Provided material:
--- --- ---
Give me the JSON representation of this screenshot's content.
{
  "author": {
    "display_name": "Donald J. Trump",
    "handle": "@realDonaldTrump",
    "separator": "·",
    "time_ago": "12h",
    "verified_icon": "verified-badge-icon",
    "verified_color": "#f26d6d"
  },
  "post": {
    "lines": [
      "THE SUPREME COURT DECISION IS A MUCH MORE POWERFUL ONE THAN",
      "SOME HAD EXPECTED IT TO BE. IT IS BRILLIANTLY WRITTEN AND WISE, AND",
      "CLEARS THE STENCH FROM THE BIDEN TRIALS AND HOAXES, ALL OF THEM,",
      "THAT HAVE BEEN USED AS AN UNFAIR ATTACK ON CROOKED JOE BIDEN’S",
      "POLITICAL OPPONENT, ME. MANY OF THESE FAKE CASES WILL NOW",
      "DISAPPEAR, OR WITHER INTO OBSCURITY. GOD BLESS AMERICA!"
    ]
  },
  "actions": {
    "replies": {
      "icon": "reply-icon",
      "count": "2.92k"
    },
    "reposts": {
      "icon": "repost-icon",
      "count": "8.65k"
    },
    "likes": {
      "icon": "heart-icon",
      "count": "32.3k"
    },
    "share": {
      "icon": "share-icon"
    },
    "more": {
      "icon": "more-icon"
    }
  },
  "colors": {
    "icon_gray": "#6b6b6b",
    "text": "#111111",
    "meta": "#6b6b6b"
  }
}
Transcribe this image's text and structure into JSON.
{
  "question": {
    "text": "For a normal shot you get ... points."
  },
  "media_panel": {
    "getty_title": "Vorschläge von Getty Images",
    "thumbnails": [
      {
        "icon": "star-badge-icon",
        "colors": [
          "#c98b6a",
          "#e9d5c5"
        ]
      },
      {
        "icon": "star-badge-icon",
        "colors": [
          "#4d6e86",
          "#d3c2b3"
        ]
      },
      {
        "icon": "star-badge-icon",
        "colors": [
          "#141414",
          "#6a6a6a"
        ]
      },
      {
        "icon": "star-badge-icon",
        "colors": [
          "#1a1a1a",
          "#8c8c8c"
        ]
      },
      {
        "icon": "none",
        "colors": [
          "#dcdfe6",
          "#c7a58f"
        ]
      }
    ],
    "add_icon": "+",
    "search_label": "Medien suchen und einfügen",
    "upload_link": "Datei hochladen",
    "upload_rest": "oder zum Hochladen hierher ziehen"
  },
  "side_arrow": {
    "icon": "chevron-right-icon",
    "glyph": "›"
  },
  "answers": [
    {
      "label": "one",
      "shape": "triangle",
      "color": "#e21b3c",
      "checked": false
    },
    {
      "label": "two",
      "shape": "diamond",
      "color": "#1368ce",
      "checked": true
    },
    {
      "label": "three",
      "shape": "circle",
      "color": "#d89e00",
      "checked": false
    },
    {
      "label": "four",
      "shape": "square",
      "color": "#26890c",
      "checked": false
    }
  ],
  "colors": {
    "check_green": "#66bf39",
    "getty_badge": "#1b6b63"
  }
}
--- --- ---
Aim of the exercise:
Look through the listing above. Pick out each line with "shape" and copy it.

Solution for this problem:
      "shape": "triangle",
      "shape": "diamond",
      "shape": "circle",
      "shape": "square",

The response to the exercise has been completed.